**ASSIGNED TASK:** For every line in the entries that contains "name", show the whole line.

*** PROVIDED MATERIAL

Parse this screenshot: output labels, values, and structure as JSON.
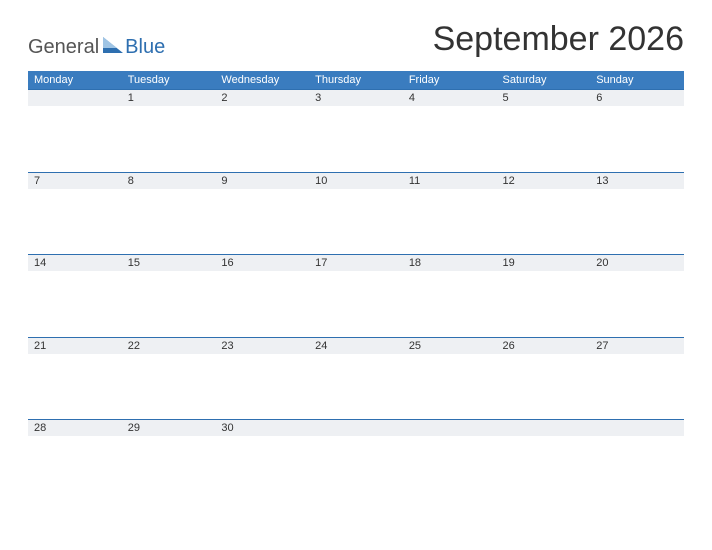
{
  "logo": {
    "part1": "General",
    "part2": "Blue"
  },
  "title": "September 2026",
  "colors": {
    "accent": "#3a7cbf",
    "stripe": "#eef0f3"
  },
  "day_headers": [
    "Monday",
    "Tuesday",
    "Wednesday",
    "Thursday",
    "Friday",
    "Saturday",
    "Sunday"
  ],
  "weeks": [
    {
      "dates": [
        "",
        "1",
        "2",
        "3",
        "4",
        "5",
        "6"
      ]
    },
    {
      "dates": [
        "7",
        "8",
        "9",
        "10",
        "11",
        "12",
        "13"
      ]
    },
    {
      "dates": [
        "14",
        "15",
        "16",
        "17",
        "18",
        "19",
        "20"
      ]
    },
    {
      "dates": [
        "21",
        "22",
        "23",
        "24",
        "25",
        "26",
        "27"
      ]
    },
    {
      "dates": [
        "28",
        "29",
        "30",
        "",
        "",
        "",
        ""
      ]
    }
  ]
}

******
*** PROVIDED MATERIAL

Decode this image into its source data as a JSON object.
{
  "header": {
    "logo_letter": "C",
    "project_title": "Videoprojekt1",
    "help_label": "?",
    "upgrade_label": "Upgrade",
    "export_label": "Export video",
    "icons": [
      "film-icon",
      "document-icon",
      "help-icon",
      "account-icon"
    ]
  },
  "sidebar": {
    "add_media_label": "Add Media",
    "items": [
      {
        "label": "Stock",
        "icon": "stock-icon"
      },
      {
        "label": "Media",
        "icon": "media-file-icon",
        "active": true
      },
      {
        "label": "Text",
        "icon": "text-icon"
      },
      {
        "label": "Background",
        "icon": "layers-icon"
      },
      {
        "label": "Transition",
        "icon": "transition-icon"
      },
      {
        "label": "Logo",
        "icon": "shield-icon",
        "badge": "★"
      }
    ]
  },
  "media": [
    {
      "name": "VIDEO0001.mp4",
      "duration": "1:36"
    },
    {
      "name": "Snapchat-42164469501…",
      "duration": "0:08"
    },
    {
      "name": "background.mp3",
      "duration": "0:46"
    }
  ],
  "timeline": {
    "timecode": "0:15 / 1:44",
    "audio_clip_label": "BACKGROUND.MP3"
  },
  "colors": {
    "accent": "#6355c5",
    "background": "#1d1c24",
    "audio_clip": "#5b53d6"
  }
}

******

**REPLY TO THE EXERCISE:**
      "name": "VIDEO0001.mp4",
      "name": "Snapchat-42164469501…",
      "name": "background.mp3",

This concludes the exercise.